BY JOHN COX
When he's at work in local almond orchards, passers-by often stop to ask Hank Gorman whether the property owner know he's knocking over their trees. And every time he gives the same answer: "The farmer called me."
No doubt it's a confusing sight to people unfamiliar with almond-growing. But there's a good reason he's there behind the wheel of an excavator pushing down tree after tree for acres on end.
It turns out almond trees have a relatively short productive life. After 20 to 25 years, they are typically removed and replaced with saplings that start producing nuts within about three years.
Compare that with pistachio trees that can yield nuts well past their 70th year. Citrus trees outlast almonds, too, sometimes giving fruit for 100 years or more.
This week, Gorman and his partners at Bakersfield-based orchard-removal and tree-grinding service Ignis4 were at work taking down an 80-acre almond orchard at the intersection of Coffee and Snow roads. Clearing 10 to 11 acres per day, the company has a few more days of labor before moving on to the next in a long list of waiting customers. Gorman said the property's owner has indicated he intends to replant with almonds.
The tree removals are entirely routine, especially in the almond capital of Kern County. But what's not as well-established is what to do with the downed trees.

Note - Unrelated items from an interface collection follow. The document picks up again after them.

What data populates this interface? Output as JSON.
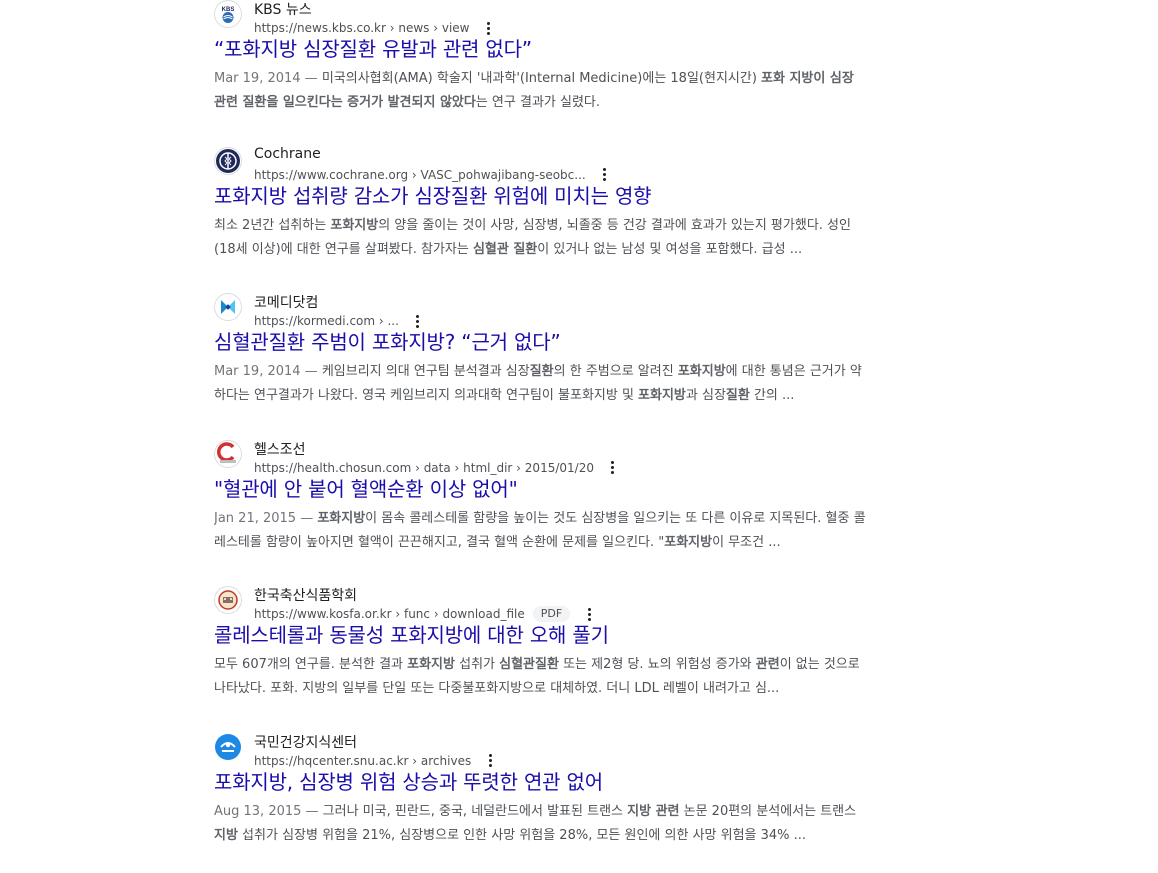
{
  "colors": {
    "link": "#1a0dab",
    "text": "#4d5156",
    "site_name": "#202124"
  },
  "results": [
    {
      "site_name": "KBS 뉴스",
      "url": "https://news.kbs.co.kr › news › view",
      "title": "“포화지방 심장질환 유발과 관련 없다”",
      "favicon": "kbs-logo-icon",
      "snippet": [
        {
          "t": "Mar 19, 2014 — ",
          "date": true
        },
        {
          "t": "미국의사협회(AMA) 학술지 '내과학'(Internal Medicine)에는 18일(현지시간) "
        },
        {
          "t": "포화 지방이 심장 관련 질환을 일으킨다는 증거가 발견되지 않았다",
          "b": true
        },
        {
          "t": "는 연구 결과가 실렸다."
        }
      ]
    },
    {
      "site_name": "Cochrane",
      "url": "https://www.cochrane.org › VASC_pohwajibang-seobc...",
      "title": "포화지방 섭취량 감소가 심장질환 위험에 미치는 영향",
      "favicon": "cochrane-logo-icon",
      "snippet": [
        {
          "t": "최소 2년간 섭취하는 "
        },
        {
          "t": "포화지방",
          "b": true
        },
        {
          "t": "의 양을 줄이는 것이 사망, 심장병, 뇌졸중 등 건강 결과에 효과가 있는지 평가했다. 성인(18세 이상)에 대한 연구를 살펴봤다. 참가자는 "
        },
        {
          "t": "심혈관 질환",
          "b": true
        },
        {
          "t": "이 있거나 없는 남성 및 여성을 포함했다. 급성 ..."
        }
      ]
    },
    {
      "site_name": "코메디닷컴",
      "url": "https://kormedi.com › ...",
      "title": "심혈관질환 주범이 포화지방? “근거 없다”",
      "favicon": "kormedi-logo-icon",
      "snippet": [
        {
          "t": "Mar 19, 2014 — ",
          "date": true
        },
        {
          "t": "케임브리지 의대 연구팀 분석결과 심장"
        },
        {
          "t": "질환",
          "b": true
        },
        {
          "t": "의 한 주범으로 알려진 "
        },
        {
          "t": "포화지방",
          "b": true
        },
        {
          "t": "에 대한 통념은 근거가 약하다는 연구결과가 나왔다. 영국 케임브리지 의과대학 연구팀이 불포화지방 및 "
        },
        {
          "t": "포화지방",
          "b": true
        },
        {
          "t": "과 심장"
        },
        {
          "t": "질환",
          "b": true
        },
        {
          "t": " 간의 ..."
        }
      ]
    },
    {
      "site_name": "헬스조선",
      "url": "https://health.chosun.com › data › html_dir › 2015/01/20",
      "title": "\"혈관에 안 붙어 혈액순환 이상 없어\"",
      "favicon": "health-chosun-logo-icon",
      "snippet": [
        {
          "t": "Jan 21, 2015 — ",
          "date": true
        },
        {
          "t": "포화지방",
          "b": true
        },
        {
          "t": "이 몸속 콜레스테롤 함량을 높이는 것도 심장병을 일으키는 또 다른 이유로 지목된다. 혈중 콜레스테롤 함량이 높아지면 혈액이 끈끈해지고, 결국 혈액 순환에 문제를 일으킨다. \""
        },
        {
          "t": "포화지방",
          "b": true
        },
        {
          "t": "이 무조건 ..."
        }
      ]
    },
    {
      "site_name": "한국축산식품학회",
      "url": "https://www.kosfa.or.kr › func › download_file",
      "badge": "PDF",
      "title": "콜레스테롤과 동물성 포화지방에 대한 오해 풀기",
      "favicon": "kosfa-logo-icon",
      "snippet": [
        {
          "t": "모두 607개의 연구를. 분석한 결과 "
        },
        {
          "t": "포화지방",
          "b": true
        },
        {
          "t": " 섭취가 "
        },
        {
          "t": "심혈관질환",
          "b": true
        },
        {
          "t": " 또는 제2형 당. 뇨의 위험성 증가와 "
        },
        {
          "t": "관련",
          "b": true
        },
        {
          "t": "이 없는 것으로 나타났다. 포화. 지방의 일부를 단일 또는 다중불포화지방으로 대체하였. 더니 LDL 레벨이 내려가고 심..."
        }
      ]
    },
    {
      "site_name": "국민건강지식센터",
      "url": "https://hqcenter.snu.ac.kr › archives",
      "title": "포화지방, 심장병 위험 상승과 뚜렷한 연관 없어",
      "favicon": "hqcenter-logo-icon",
      "snippet": [
        {
          "t": "Aug 13, 2015 — ",
          "date": true
        },
        {
          "t": "그러나 미국, 핀란드, 중국, 네덜란드에서 발표된 트랜스 "
        },
        {
          "t": "지방 관련",
          "b": true
        },
        {
          "t": " 논문 20편의 분석에서는 트랜스 "
        },
        {
          "t": "지방",
          "b": true
        },
        {
          "t": " 섭취가 심장병 위험을 21%, 심장병으로 인한 사망 위험을 28%, 모든 원인에 의한 사망 위험을 34% ..."
        }
      ]
    }
  ]
}
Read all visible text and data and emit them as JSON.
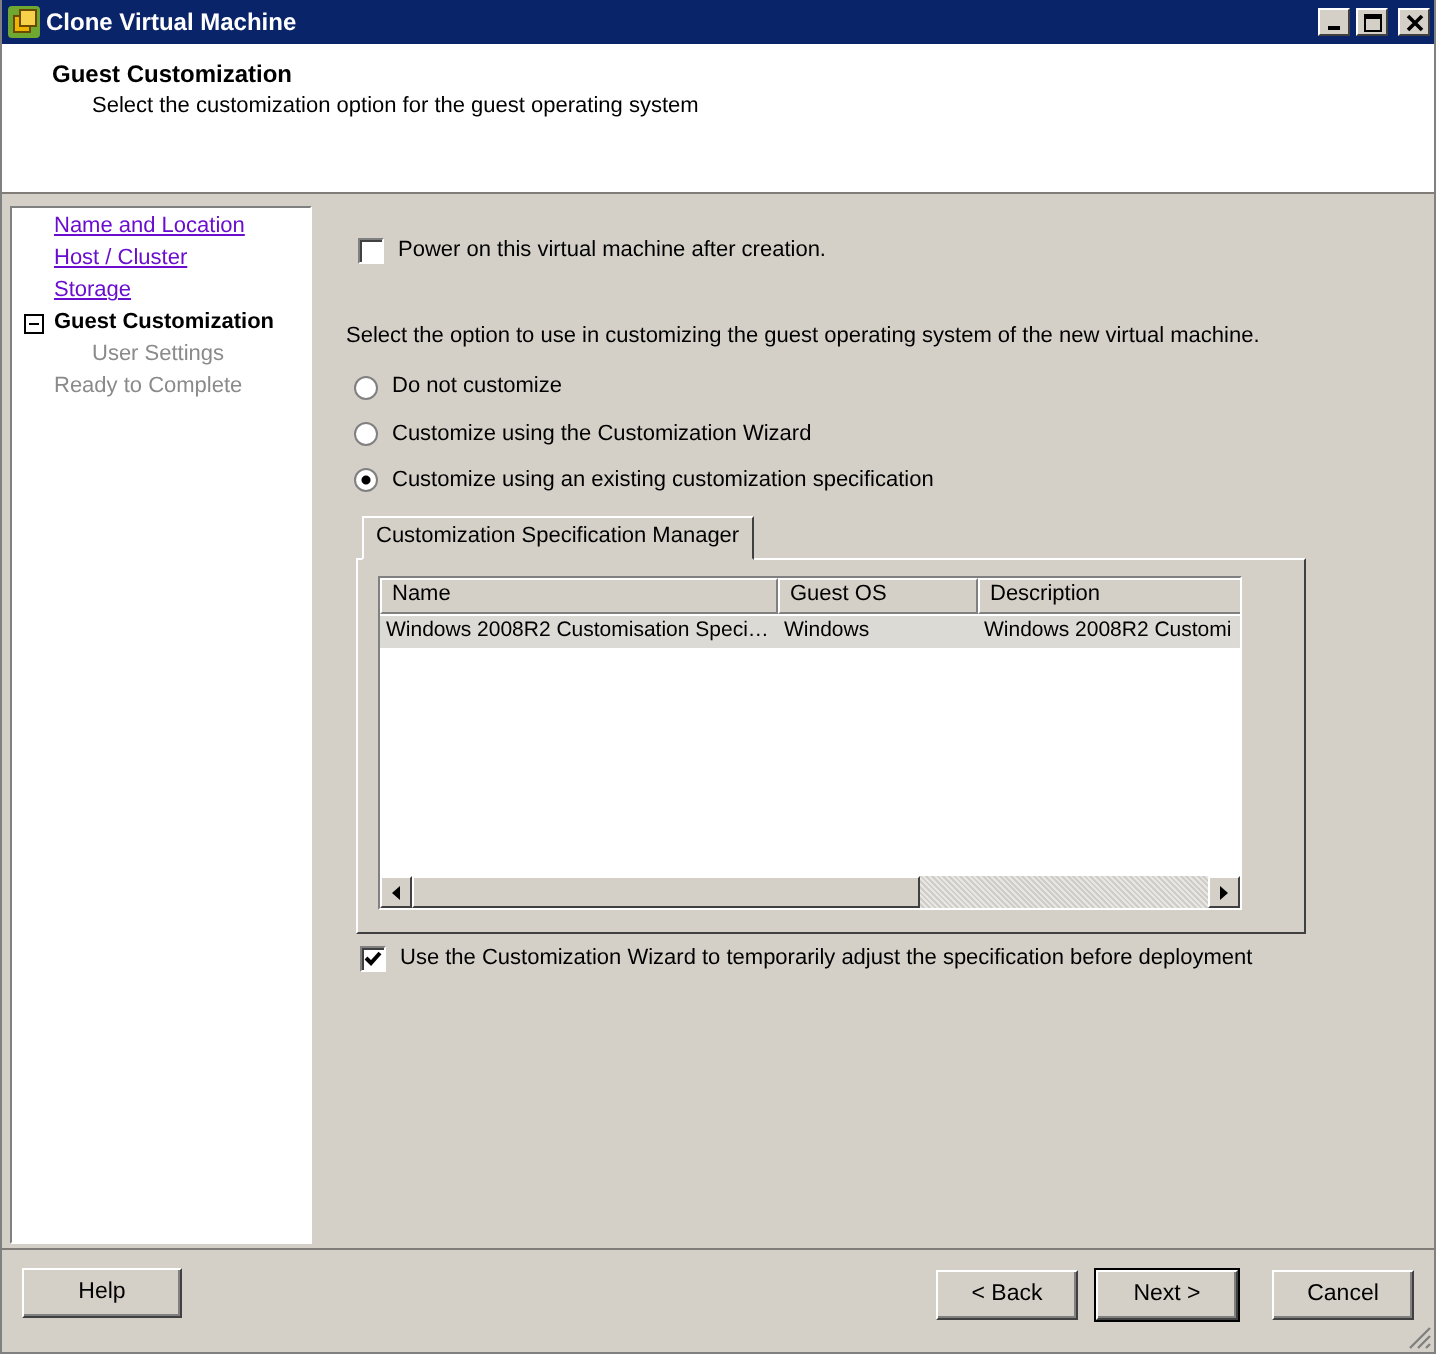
{
  "window": {
    "title": "Clone Virtual Machine"
  },
  "header": {
    "title": "Guest Customization",
    "subtitle": "Select the customization option for the guest operating system"
  },
  "steps": [
    {
      "label": "Name and Location",
      "visited": true,
      "current": false
    },
    {
      "label": "Host / Cluster",
      "visited": true,
      "current": false
    },
    {
      "label": "Storage",
      "visited": true,
      "current": false
    },
    {
      "label": "Guest Customization",
      "visited": false,
      "current": true,
      "expanded": true,
      "children": [
        {
          "label": "User Settings",
          "visited": false,
          "current": false
        }
      ]
    },
    {
      "label": "Ready to Complete",
      "visited": false,
      "current": false
    }
  ],
  "power_on": {
    "label": "Power on this virtual machine after creation.",
    "checked": false
  },
  "prompt": "Select the option to use in customizing the guest operating system of the new virtual machine.",
  "options": [
    {
      "label": "Do not customize",
      "selected": false
    },
    {
      "label": "Customize using the Customization Wizard",
      "selected": false
    },
    {
      "label": "Customize using an existing customization specification",
      "selected": true
    }
  ],
  "spec_tab": {
    "label": "Customization Specification Manager"
  },
  "table": {
    "columns": [
      "Name",
      "Guest OS",
      "Description"
    ],
    "rows": [
      {
        "cells": [
          "Windows 2008R2 Customisation Speci…",
          "Windows",
          "Windows 2008R2 Customi"
        ],
        "selected": true
      }
    ]
  },
  "adjust": {
    "label": "Use the Customization Wizard to temporarily adjust the specification before deployment",
    "checked": true
  },
  "buttons": [
    {
      "label": "Help",
      "default": false
    },
    {
      "label": "< Back",
      "default": false
    },
    {
      "label": "Next >",
      "default": true
    },
    {
      "label": "Cancel",
      "default": false
    }
  ]
}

In decades past, farmers simply burned the trees in place or chopped them up for firewood. A lot less of that happens now that air quality has become a top priority in the Central Valley. But generally speaking, many of the trees still do not end up in landfills.
Until a few years ago, many dead almond trees were sent to nearby biomass power plants and co-generation plants that burned them to create energy for use in local oil production. But while co-gen facilities still operate in Kern, the biomass plants have largely faded away as their underlying economics lost out to other renewable energy sources such as wind farms and solar power plants.
Many farmers now grind up the trees instead of burning them. Often the resulting wood chips are mixed with dyes to create a visually pleasing urban ground cover. Or, untreated chips are spread across an orchard as a means of weed control.
Increasingly, though, ground-up trees are recycled back into an almond orchard's soil. Ongoing research supported by the Almond Board of California trade group discs the chips into the ground, where the release of carbon dioxide is slowed and nutrition is put back into the orchard. Studies suggest the chips can improve water infiltration and storage.
Orchard Systems Advisor Mohammad Yaghmour, a consultant with the University of California Cooperative Extension in Kern County, said the process increases organic matter inside the soil, which improves its quality without hindering tree growth.
"In the near future, this is going to be the norm, grinding up the orchards and reincorporating them into the soil and replanting," he said.
Gorman considers the wood chips more of a renewable source of energy that is, for some farmers, a nuisance they usually just want to get rid of.
He tries to explain this to uninformed observers.
"It is a rotated crop, believe it or not," he said. "It just takes 15 or 20 years for it to run its course."